BMW remote keys have a reputation for the rubber buttons wearing out. Thankfully it’s not that hard to give them a spruce up.
Both of the keys that came with the car look the same. The Lock button is just sticky mush that doesn’t actually respond unless you mash your finger inside the rubber, and all the diagrams have worn off.
Now you can see the horror. The mashed up rubber. Also note in the above photo, the black thing at the top of the key with writing on it, that is the EWS transponder chip. These don’t tend to be held in with anything, and will take any opportunity to fall out and piss off somewhere hard to find it again. Take it out and put it somewhere safe. Don’t lose it or its a new key plus coding.
The ones I bought have the provision for a red light to flash through the housing.
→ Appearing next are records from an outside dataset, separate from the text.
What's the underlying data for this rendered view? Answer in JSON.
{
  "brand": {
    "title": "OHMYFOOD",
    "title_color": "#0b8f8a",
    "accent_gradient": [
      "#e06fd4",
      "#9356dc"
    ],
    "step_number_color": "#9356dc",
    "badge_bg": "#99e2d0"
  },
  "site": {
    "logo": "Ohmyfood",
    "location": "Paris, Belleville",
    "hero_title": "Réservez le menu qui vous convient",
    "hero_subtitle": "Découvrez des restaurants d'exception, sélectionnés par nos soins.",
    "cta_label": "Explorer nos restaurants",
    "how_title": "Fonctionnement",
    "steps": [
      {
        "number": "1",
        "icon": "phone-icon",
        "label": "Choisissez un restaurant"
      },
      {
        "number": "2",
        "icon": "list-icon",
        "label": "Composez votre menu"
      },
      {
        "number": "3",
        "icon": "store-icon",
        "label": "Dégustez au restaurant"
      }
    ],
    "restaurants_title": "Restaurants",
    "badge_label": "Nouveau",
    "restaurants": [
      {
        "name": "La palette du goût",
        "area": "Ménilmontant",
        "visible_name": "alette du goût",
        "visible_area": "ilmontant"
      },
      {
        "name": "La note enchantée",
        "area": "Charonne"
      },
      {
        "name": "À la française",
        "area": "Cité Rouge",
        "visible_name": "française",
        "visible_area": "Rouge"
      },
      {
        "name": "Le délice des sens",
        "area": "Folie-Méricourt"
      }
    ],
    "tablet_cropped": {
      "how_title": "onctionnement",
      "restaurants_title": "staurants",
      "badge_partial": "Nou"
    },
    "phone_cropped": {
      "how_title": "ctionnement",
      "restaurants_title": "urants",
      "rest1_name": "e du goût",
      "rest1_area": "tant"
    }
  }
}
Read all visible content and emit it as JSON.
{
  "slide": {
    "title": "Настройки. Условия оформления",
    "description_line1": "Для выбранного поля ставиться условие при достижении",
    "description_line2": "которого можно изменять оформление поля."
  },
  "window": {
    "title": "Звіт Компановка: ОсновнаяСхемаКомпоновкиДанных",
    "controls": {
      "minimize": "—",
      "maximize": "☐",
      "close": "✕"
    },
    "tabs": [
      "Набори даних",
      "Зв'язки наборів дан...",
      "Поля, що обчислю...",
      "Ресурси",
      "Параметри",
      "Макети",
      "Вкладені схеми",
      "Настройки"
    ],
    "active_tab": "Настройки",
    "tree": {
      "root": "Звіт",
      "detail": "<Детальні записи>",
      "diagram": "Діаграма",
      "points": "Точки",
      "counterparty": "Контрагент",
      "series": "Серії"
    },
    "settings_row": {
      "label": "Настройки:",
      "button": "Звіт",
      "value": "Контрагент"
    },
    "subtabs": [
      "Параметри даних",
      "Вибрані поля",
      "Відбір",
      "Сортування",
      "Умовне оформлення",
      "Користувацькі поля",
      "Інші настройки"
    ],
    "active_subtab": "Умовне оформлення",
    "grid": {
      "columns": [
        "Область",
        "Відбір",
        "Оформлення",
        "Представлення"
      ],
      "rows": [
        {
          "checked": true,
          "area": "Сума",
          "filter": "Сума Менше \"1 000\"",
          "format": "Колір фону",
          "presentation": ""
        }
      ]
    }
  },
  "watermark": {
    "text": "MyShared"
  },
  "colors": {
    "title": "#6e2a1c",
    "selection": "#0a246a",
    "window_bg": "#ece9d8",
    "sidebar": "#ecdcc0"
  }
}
Unfortunately my older style keys don’t have the light, it’s where the transponder lives, so I had to cut that off the new button pads. This did need further trimming to fit the EWS chip in snuggly.
The old button pad is held in by being moulded through small notches in the key housing. You can push the old rubber pads out from the front, but if they are still stuck in there you may need to cut around the edges to help it along.
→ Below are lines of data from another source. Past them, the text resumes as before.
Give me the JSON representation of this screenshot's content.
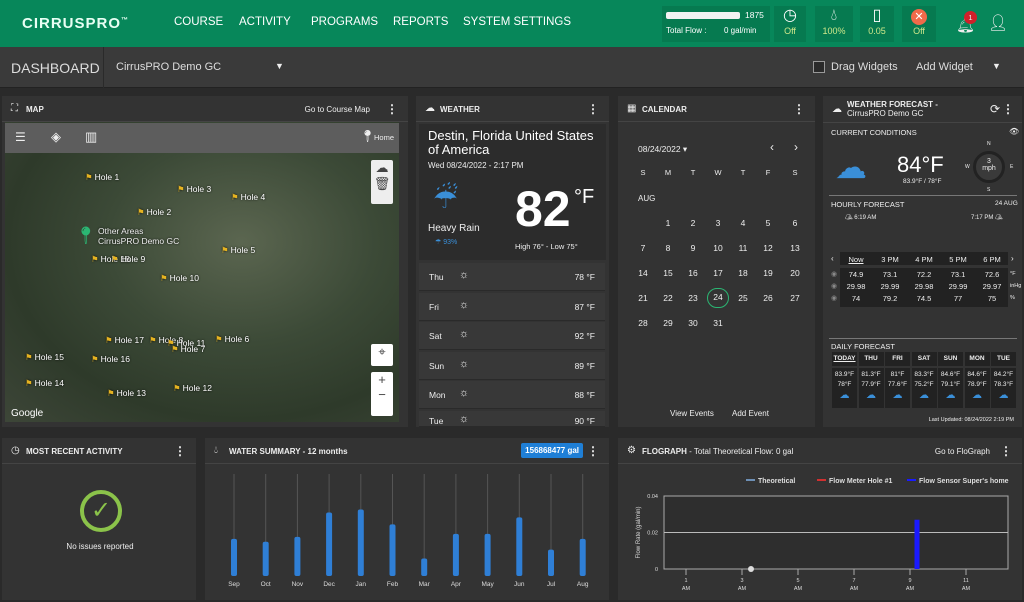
{
  "header": {
    "logo": "CIRRUSPRO",
    "tm": "™",
    "nav": [
      "COURSE",
      "ACTIVITY",
      "PROGRAMS",
      "REPORTS",
      "SYSTEM SETTINGS"
    ],
    "flow_bar_value": "1875",
    "total_flow_label": "Total Flow :",
    "total_flow_value": "0 gal/min",
    "status": [
      {
        "icon": "clock-icon",
        "value": "Off"
      },
      {
        "icon": "water-drop-icon",
        "value": "100%"
      },
      {
        "icon": "gauge-icon",
        "value": "0.05"
      },
      {
        "icon": "cancel-icon",
        "value": "Off"
      }
    ],
    "notification_count": "1",
    "colors": {
      "brand": "#07875a",
      "accent": "#cfe88a"
    }
  },
  "subheader": {
    "title": "DASHBOARD",
    "course": "CirrusPRO Demo GC",
    "drag_widgets": "Drag Widgets",
    "add_widget": "Add Widget"
  },
  "map": {
    "title": "MAP",
    "link": "Go to Course Map",
    "home": "Home",
    "attribution": "Google",
    "holes": [
      "Hole 1",
      "Hole 3",
      "Hole 4",
      "Hole 2",
      "Hole 5",
      "Hole 18",
      "Hole 9",
      "Hole 10",
      "Hole 17",
      "Hole 8",
      "Hole 11",
      "Hole 7",
      "Hole 6",
      "Hole 16",
      "Hole 15",
      "Hole 14",
      "Hole 13",
      "Hole 12"
    ],
    "other_areas": "Other Areas",
    "other_areas_sub": "CirrusPRO Demo GC"
  },
  "weather": {
    "title": "WEATHER",
    "location": "Destin, Florida United States of America",
    "datetime": "Wed 08/24/2022 - 2:17 PM",
    "condition": "Heavy Rain",
    "precip": "☂ 93%",
    "temp": "82",
    "unit": "°F",
    "hilo": "High 76° - Low 75°",
    "days": [
      {
        "day": "Thu",
        "temp": "78 °F"
      },
      {
        "day": "Fri",
        "temp": "87 °F"
      },
      {
        "day": "Sat",
        "temp": "92 °F"
      },
      {
        "day": "Sun",
        "temp": "89 °F"
      },
      {
        "day": "Mon",
        "temp": "88 °F"
      },
      {
        "day": "Tue",
        "temp": "90 °F"
      }
    ]
  },
  "calendar": {
    "title": "CALENDAR",
    "selected": "08/24/2022",
    "weekdays": [
      "S",
      "M",
      "T",
      "W",
      "T",
      "F",
      "S"
    ],
    "month": "AUG",
    "today": "24",
    "view_events": "View Events",
    "add_event": "Add Event"
  },
  "forecast": {
    "title": "WEATHER FORECAST -",
    "subtitle": "CirrusPRO Demo GC",
    "current_label": "CURRENT CONDITIONS",
    "temp": "84°F",
    "hilo": "83.9°F / 78°F",
    "wind": "3",
    "wind_unit": "mph",
    "compass": [
      "N",
      "E",
      "S",
      "W"
    ],
    "hourly_label": "HOURLY FORECAST",
    "hourly_date": "24 AUG",
    "sunrise": "6:19 AM",
    "sunset": "7:17 PM",
    "hours": [
      "Now",
      "3 PM",
      "4 PM",
      "5 PM",
      "6 PM"
    ],
    "rows": [
      {
        "unit": "°F",
        "values": [
          "74.9",
          "73.1",
          "72.2",
          "73.1",
          "72.6"
        ]
      },
      {
        "unit": "inHg",
        "values": [
          "29.98",
          "29.99",
          "29.98",
          "29.99",
          "29.97"
        ]
      },
      {
        "unit": "%",
        "values": [
          "74",
          "79.2",
          "74.5",
          "77",
          "75"
        ]
      }
    ],
    "daily_label": "DAILY FORECAST",
    "days": [
      {
        "d": "TODAY",
        "hi": "83.9°F",
        "lo": "78°F"
      },
      {
        "d": "THU",
        "hi": "81.3°F",
        "lo": "77.9°F"
      },
      {
        "d": "FRI",
        "hi": "81°F",
        "lo": "77.6°F"
      },
      {
        "d": "SAT",
        "hi": "83.3°F",
        "lo": "75.2°F"
      },
      {
        "d": "SUN",
        "hi": "84.6°F",
        "lo": "79.1°F"
      },
      {
        "d": "MON",
        "hi": "84.6°F",
        "lo": "78.9°F"
      },
      {
        "d": "TUE",
        "hi": "84.2°F",
        "lo": "78.3°F"
      }
    ],
    "last_updated": "Last Updated: 08/24/2022 2:19 PM"
  },
  "activity": {
    "title": "MOST RECENT ACTIVITY",
    "message": "No issues reported"
  },
  "water": {
    "title": "WATER SUMMARY",
    "subtitle": " - 12 months",
    "total": "156868477 gal"
  },
  "flograph": {
    "title": "FLOGRAPH",
    "subtitle": " - Total Theoretical Flow: 0 gal",
    "link": "Go to FloGraph"
  },
  "chart_data": [
    {
      "type": "bar",
      "title": "WATER SUMMARY - 12 months",
      "categories": [
        "Sep",
        "Oct",
        "Nov",
        "Dec",
        "Jan",
        "Feb",
        "Mar",
        "Apr",
        "May",
        "Jun",
        "Jul",
        "Aug"
      ],
      "values": [
        11300000,
        10400000,
        11900000,
        19300000,
        20200000,
        15700000,
        5300000,
        12800000,
        12800000,
        17800000,
        8000000,
        11300000
      ],
      "ylim": [
        0,
        31000000
      ],
      "color": "#2f7fd6",
      "grid": "vertical"
    },
    {
      "type": "bar",
      "title": "FLOGRAPH",
      "ylabel": "Flow Rate (gal/min)",
      "ylim": [
        0,
        0.04
      ],
      "yticks": [
        "0",
        "0.02",
        "0.04"
      ],
      "xticks": [
        {
          "h": "1",
          "p": "AM"
        },
        {
          "h": "3",
          "p": "AM"
        },
        {
          "h": "5",
          "p": "AM"
        },
        {
          "h": "7",
          "p": "AM"
        },
        {
          "h": "9",
          "p": "AM"
        },
        {
          "h": "11",
          "p": "AM"
        }
      ],
      "series": [
        {
          "name": "Theoretical",
          "color": "#6d8fb5",
          "values": []
        },
        {
          "name": "Flow Meter Hole #1",
          "color": "#d03030",
          "values": []
        },
        {
          "name": "Flow Sensor Super's home",
          "color": "#1a1aff",
          "points": [
            {
              "x": "9:15 AM",
              "y": 0.027
            }
          ]
        }
      ],
      "legend": "top-right"
    }
  ]
}
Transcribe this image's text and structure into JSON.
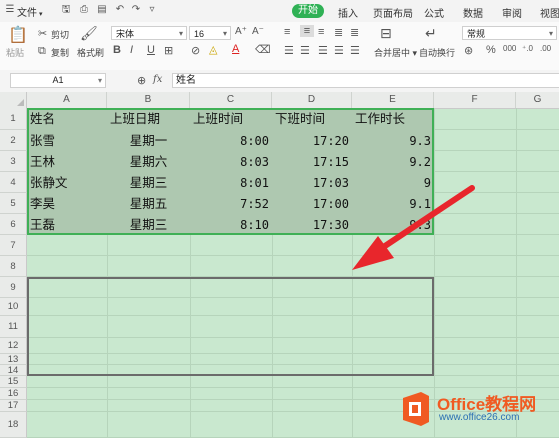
{
  "menubar": {
    "menu_label": "文件",
    "tabs": [
      "开始",
      "插入",
      "页面布局",
      "公式",
      "数据",
      "审阅",
      "视图"
    ]
  },
  "ribbon": {
    "paste": "粘贴",
    "cut": "剪切",
    "copy": "复制",
    "format_painter": "格式刷",
    "font_name": "宋体",
    "font_size": "16",
    "merge_center": "合并居中",
    "wrap_text": "自动换行",
    "number_format": "常规"
  },
  "formula_bar": {
    "name_box": "A1",
    "fx": "fx",
    "content": "姓名"
  },
  "columns": [
    "A",
    "B",
    "C",
    "D",
    "E",
    "F",
    "G"
  ],
  "rows": [
    "1",
    "2",
    "3",
    "4",
    "5",
    "6",
    "7",
    "8",
    "9",
    "10",
    "11",
    "12",
    "13",
    "14",
    "15",
    "16",
    "17",
    "18"
  ],
  "table": {
    "headers": [
      "姓名",
      "上班日期",
      "上班时间",
      "下班时间",
      "工作时长"
    ],
    "rows": [
      [
        "张雪",
        "星期一",
        "8:00",
        "17:20",
        "9.3"
      ],
      [
        "王林",
        "星期六",
        "8:03",
        "17:15",
        "9.2"
      ],
      [
        "张静文",
        "星期三",
        "8:01",
        "17:03",
        "9"
      ],
      [
        "李昊",
        "星期五",
        "7:52",
        "17:00",
        "9.1"
      ],
      [
        "王磊",
        "星期三",
        "8:10",
        "17:30",
        "9.3"
      ]
    ]
  },
  "watermark": {
    "brand": "Office教程网",
    "url": "www.office26.com"
  },
  "colors": {
    "accent_green": "#2fb155",
    "selection_border": "#3fb056",
    "arrow_red": "#e8262c",
    "logo_orange": "#f05a22"
  }
}
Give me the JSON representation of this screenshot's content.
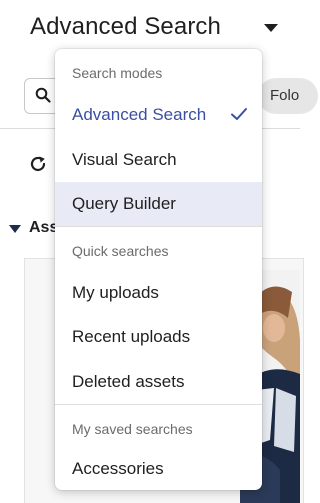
{
  "header": {
    "title": "Advanced Search"
  },
  "toolbar": {
    "folder_label": "Folo"
  },
  "assets": {
    "label": "Ass"
  },
  "menu": {
    "sections": [
      {
        "heading": "Search modes"
      },
      {
        "heading": "Quick searches"
      },
      {
        "heading": "My saved searches"
      }
    ],
    "search_modes": [
      {
        "label": "Advanced Search",
        "selected": true
      },
      {
        "label": "Visual Search",
        "selected": false
      },
      {
        "label": "Query Builder",
        "selected": false
      }
    ],
    "quick_searches": [
      {
        "label": "My uploads"
      },
      {
        "label": "Recent uploads"
      },
      {
        "label": "Deleted assets"
      }
    ],
    "saved_searches": [
      {
        "label": "Accessories"
      }
    ]
  },
  "colors": {
    "accent": "#3a4fa0",
    "hover_background": "#e8eaf6",
    "text": "#1f1f1f",
    "muted_text": "#6b6b6b"
  },
  "icons": {
    "title_dropdown": "caret-down-icon",
    "search": "search-icon",
    "refresh": "refresh-icon",
    "assets_toggle": "caret-down-icon",
    "selected_mark": "check-icon"
  }
}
This took a lot of trimming to fit the transponder chip in, and also to fit a capacitor that sticks out on the circuit board. I had to trim along the orange line to give it space, or it would push the Lock button outwards
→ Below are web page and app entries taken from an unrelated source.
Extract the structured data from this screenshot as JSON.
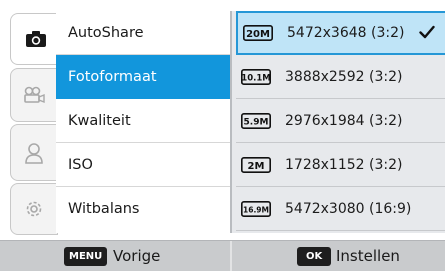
{
  "tabs": [
    {
      "icon": "camera-icon",
      "active": true
    },
    {
      "icon": "video-camera-icon",
      "active": false
    },
    {
      "icon": "user-icon",
      "active": false
    },
    {
      "icon": "gear-icon",
      "active": false
    }
  ],
  "menu": {
    "items": [
      {
        "label": "AutoShare"
      },
      {
        "label": "Fotoformaat"
      },
      {
        "label": "Kwaliteit"
      },
      {
        "label": "ISO"
      },
      {
        "label": "Witbalans"
      }
    ],
    "selected": "Fotoformaat"
  },
  "options": {
    "items": [
      {
        "badge": "20M",
        "label": "5472x3648 (3:2)"
      },
      {
        "badge": "10.1M",
        "label": "3888x2592 (3:2)"
      },
      {
        "badge": "5.9M",
        "label": "2976x1984 (3:2)"
      },
      {
        "badge": "2M",
        "label": "1728x1152 (3:2)"
      },
      {
        "badge": "16.9M",
        "label": "5472x3080 (16:9)"
      }
    ],
    "selected": "5472x3648 (3:2)"
  },
  "footer": {
    "menu_key": "MENU",
    "menu_label": "Vorige",
    "ok_key": "OK",
    "ok_label": "Instellen"
  },
  "colors": {
    "selection_blue": "#1296dc",
    "panel_bg": "#e7e9ec",
    "selected_option_bg": "#bfe4f7",
    "bottom_bar": "#c9cbcd"
  }
}
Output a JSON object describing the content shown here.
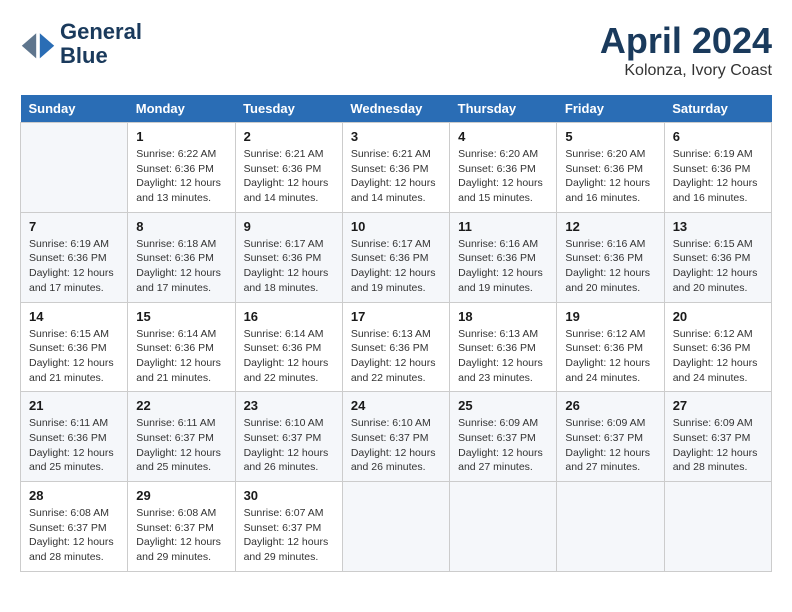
{
  "header": {
    "logo_line1": "General",
    "logo_line2": "Blue",
    "title": "April 2024",
    "subtitle": "Kolonza, Ivory Coast"
  },
  "calendar": {
    "days_of_week": [
      "Sunday",
      "Monday",
      "Tuesday",
      "Wednesday",
      "Thursday",
      "Friday",
      "Saturday"
    ],
    "weeks": [
      [
        {
          "day": "",
          "info": ""
        },
        {
          "day": "1",
          "info": "Sunrise: 6:22 AM\nSunset: 6:36 PM\nDaylight: 12 hours\nand 13 minutes."
        },
        {
          "day": "2",
          "info": "Sunrise: 6:21 AM\nSunset: 6:36 PM\nDaylight: 12 hours\nand 14 minutes."
        },
        {
          "day": "3",
          "info": "Sunrise: 6:21 AM\nSunset: 6:36 PM\nDaylight: 12 hours\nand 14 minutes."
        },
        {
          "day": "4",
          "info": "Sunrise: 6:20 AM\nSunset: 6:36 PM\nDaylight: 12 hours\nand 15 minutes."
        },
        {
          "day": "5",
          "info": "Sunrise: 6:20 AM\nSunset: 6:36 PM\nDaylight: 12 hours\nand 16 minutes."
        },
        {
          "day": "6",
          "info": "Sunrise: 6:19 AM\nSunset: 6:36 PM\nDaylight: 12 hours\nand 16 minutes."
        }
      ],
      [
        {
          "day": "7",
          "info": "Sunrise: 6:19 AM\nSunset: 6:36 PM\nDaylight: 12 hours\nand 17 minutes."
        },
        {
          "day": "8",
          "info": "Sunrise: 6:18 AM\nSunset: 6:36 PM\nDaylight: 12 hours\nand 17 minutes."
        },
        {
          "day": "9",
          "info": "Sunrise: 6:17 AM\nSunset: 6:36 PM\nDaylight: 12 hours\nand 18 minutes."
        },
        {
          "day": "10",
          "info": "Sunrise: 6:17 AM\nSunset: 6:36 PM\nDaylight: 12 hours\nand 19 minutes."
        },
        {
          "day": "11",
          "info": "Sunrise: 6:16 AM\nSunset: 6:36 PM\nDaylight: 12 hours\nand 19 minutes."
        },
        {
          "day": "12",
          "info": "Sunrise: 6:16 AM\nSunset: 6:36 PM\nDaylight: 12 hours\nand 20 minutes."
        },
        {
          "day": "13",
          "info": "Sunrise: 6:15 AM\nSunset: 6:36 PM\nDaylight: 12 hours\nand 20 minutes."
        }
      ],
      [
        {
          "day": "14",
          "info": "Sunrise: 6:15 AM\nSunset: 6:36 PM\nDaylight: 12 hours\nand 21 minutes."
        },
        {
          "day": "15",
          "info": "Sunrise: 6:14 AM\nSunset: 6:36 PM\nDaylight: 12 hours\nand 21 minutes."
        },
        {
          "day": "16",
          "info": "Sunrise: 6:14 AM\nSunset: 6:36 PM\nDaylight: 12 hours\nand 22 minutes."
        },
        {
          "day": "17",
          "info": "Sunrise: 6:13 AM\nSunset: 6:36 PM\nDaylight: 12 hours\nand 22 minutes."
        },
        {
          "day": "18",
          "info": "Sunrise: 6:13 AM\nSunset: 6:36 PM\nDaylight: 12 hours\nand 23 minutes."
        },
        {
          "day": "19",
          "info": "Sunrise: 6:12 AM\nSunset: 6:36 PM\nDaylight: 12 hours\nand 24 minutes."
        },
        {
          "day": "20",
          "info": "Sunrise: 6:12 AM\nSunset: 6:36 PM\nDaylight: 12 hours\nand 24 minutes."
        }
      ],
      [
        {
          "day": "21",
          "info": "Sunrise: 6:11 AM\nSunset: 6:36 PM\nDaylight: 12 hours\nand 25 minutes."
        },
        {
          "day": "22",
          "info": "Sunrise: 6:11 AM\nSunset: 6:37 PM\nDaylight: 12 hours\nand 25 minutes."
        },
        {
          "day": "23",
          "info": "Sunrise: 6:10 AM\nSunset: 6:37 PM\nDaylight: 12 hours\nand 26 minutes."
        },
        {
          "day": "24",
          "info": "Sunrise: 6:10 AM\nSunset: 6:37 PM\nDaylight: 12 hours\nand 26 minutes."
        },
        {
          "day": "25",
          "info": "Sunrise: 6:09 AM\nSunset: 6:37 PM\nDaylight: 12 hours\nand 27 minutes."
        },
        {
          "day": "26",
          "info": "Sunrise: 6:09 AM\nSunset: 6:37 PM\nDaylight: 12 hours\nand 27 minutes."
        },
        {
          "day": "27",
          "info": "Sunrise: 6:09 AM\nSunset: 6:37 PM\nDaylight: 12 hours\nand 28 minutes."
        }
      ],
      [
        {
          "day": "28",
          "info": "Sunrise: 6:08 AM\nSunset: 6:37 PM\nDaylight: 12 hours\nand 28 minutes."
        },
        {
          "day": "29",
          "info": "Sunrise: 6:08 AM\nSunset: 6:37 PM\nDaylight: 12 hours\nand 29 minutes."
        },
        {
          "day": "30",
          "info": "Sunrise: 6:07 AM\nSunset: 6:37 PM\nDaylight: 12 hours\nand 29 minutes."
        },
        {
          "day": "",
          "info": ""
        },
        {
          "day": "",
          "info": ""
        },
        {
          "day": "",
          "info": ""
        },
        {
          "day": "",
          "info": ""
        }
      ]
    ]
  }
}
Over all though, for the $1.09 per button pad, it’s a steal and such an easy way to give it new life. Sometimes it’s the small things that are the best.